[App and web page records]
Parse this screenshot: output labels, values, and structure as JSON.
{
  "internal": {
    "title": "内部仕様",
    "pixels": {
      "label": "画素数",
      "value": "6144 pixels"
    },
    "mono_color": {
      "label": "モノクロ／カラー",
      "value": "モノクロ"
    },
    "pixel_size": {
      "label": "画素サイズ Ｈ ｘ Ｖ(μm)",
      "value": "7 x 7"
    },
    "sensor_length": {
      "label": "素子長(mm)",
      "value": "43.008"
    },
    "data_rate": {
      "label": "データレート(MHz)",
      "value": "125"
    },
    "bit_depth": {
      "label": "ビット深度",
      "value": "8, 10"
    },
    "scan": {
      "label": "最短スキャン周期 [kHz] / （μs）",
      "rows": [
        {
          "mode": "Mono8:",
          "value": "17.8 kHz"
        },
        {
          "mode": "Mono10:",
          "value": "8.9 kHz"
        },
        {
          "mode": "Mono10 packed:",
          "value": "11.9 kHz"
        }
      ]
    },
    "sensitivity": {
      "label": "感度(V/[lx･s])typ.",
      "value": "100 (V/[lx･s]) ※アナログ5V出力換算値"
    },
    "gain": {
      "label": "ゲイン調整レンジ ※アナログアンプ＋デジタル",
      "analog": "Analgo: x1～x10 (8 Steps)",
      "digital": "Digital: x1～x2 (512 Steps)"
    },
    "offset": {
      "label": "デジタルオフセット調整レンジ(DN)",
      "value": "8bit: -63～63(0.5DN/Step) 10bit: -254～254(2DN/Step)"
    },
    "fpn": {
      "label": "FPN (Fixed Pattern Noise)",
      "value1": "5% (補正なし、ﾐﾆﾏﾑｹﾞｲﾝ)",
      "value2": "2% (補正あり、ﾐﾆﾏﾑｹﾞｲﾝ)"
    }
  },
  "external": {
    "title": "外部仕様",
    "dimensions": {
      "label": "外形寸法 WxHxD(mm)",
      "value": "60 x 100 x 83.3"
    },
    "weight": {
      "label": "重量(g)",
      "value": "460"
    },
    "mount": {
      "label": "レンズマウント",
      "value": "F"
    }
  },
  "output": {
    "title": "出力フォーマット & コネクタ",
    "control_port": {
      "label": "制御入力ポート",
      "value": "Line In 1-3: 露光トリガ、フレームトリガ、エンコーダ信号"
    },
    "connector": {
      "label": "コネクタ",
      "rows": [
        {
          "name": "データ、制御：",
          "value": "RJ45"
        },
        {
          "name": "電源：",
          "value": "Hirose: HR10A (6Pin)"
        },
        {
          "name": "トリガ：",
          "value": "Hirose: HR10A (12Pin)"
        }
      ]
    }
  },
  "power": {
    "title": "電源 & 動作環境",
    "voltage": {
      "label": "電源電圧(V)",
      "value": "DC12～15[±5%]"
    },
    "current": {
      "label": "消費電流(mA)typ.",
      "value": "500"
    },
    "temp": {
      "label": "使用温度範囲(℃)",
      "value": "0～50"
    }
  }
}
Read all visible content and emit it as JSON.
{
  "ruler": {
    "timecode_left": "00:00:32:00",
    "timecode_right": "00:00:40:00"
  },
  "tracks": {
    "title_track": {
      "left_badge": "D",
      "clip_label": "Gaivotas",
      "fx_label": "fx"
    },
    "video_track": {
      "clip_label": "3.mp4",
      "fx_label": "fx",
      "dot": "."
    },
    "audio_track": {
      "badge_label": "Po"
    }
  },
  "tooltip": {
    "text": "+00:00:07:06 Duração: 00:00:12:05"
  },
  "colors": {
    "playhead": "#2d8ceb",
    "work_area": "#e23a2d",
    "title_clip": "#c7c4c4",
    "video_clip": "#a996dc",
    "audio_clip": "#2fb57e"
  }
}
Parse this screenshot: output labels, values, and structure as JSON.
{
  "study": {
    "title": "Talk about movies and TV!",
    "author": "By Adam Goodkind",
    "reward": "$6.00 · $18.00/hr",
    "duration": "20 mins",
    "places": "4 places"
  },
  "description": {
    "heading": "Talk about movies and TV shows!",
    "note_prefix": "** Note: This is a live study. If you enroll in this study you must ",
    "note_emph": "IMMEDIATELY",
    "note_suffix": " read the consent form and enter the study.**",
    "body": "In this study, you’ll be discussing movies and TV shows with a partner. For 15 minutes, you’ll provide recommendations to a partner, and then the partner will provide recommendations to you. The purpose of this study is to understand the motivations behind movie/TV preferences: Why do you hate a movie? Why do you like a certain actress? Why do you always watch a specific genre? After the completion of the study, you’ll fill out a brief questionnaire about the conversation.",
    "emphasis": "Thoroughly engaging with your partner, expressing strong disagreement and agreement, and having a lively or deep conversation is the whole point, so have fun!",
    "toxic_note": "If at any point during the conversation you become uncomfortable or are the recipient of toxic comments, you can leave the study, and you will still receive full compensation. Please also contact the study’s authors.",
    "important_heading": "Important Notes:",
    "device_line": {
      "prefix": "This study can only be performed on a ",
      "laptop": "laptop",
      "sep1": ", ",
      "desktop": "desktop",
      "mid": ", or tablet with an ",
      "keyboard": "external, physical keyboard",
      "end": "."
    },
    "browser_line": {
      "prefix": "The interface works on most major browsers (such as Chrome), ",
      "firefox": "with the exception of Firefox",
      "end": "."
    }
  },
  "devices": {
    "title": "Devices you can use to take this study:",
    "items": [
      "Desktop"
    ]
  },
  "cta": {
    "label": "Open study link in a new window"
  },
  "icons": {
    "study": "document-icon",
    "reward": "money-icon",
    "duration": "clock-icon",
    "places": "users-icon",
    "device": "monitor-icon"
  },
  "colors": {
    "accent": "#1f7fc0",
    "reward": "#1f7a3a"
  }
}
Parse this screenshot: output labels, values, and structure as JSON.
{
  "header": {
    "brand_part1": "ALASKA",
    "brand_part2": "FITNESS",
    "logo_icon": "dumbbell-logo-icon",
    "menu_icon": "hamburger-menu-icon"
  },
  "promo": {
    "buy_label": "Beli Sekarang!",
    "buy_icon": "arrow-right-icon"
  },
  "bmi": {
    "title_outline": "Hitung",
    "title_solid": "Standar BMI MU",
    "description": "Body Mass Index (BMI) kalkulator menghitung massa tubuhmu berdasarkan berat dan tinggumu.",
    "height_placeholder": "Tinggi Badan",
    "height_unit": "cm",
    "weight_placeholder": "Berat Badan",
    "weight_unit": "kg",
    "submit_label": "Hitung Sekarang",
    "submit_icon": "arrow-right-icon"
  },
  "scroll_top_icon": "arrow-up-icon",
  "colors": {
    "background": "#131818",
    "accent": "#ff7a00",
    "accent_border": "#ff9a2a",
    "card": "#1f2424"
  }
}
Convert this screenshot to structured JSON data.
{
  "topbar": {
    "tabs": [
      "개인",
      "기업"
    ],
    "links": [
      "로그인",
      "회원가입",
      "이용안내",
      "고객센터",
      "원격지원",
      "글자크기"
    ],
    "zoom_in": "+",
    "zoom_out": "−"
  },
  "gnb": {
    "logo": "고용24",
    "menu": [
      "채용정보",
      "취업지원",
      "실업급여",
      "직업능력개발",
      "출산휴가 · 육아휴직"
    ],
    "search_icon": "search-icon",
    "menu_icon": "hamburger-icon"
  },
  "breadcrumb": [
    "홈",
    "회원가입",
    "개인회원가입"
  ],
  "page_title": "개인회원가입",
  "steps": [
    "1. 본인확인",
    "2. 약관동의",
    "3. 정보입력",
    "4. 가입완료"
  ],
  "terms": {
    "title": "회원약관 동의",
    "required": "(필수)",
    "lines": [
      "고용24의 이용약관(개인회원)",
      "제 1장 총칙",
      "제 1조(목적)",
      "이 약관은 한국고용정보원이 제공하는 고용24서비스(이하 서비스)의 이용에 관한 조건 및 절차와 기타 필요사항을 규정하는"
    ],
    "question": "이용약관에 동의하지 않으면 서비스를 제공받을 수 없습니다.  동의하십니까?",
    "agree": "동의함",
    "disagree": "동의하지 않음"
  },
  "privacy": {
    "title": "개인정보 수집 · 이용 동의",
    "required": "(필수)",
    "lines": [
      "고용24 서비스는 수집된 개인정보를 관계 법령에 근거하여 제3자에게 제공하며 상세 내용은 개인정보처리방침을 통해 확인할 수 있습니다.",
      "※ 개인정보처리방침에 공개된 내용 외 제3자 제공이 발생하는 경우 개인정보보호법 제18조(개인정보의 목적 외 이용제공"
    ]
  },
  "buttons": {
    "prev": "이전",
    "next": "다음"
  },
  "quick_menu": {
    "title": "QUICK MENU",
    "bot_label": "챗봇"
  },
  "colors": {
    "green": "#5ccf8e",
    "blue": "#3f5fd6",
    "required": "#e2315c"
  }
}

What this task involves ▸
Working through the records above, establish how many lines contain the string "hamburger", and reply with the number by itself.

Result ▸
2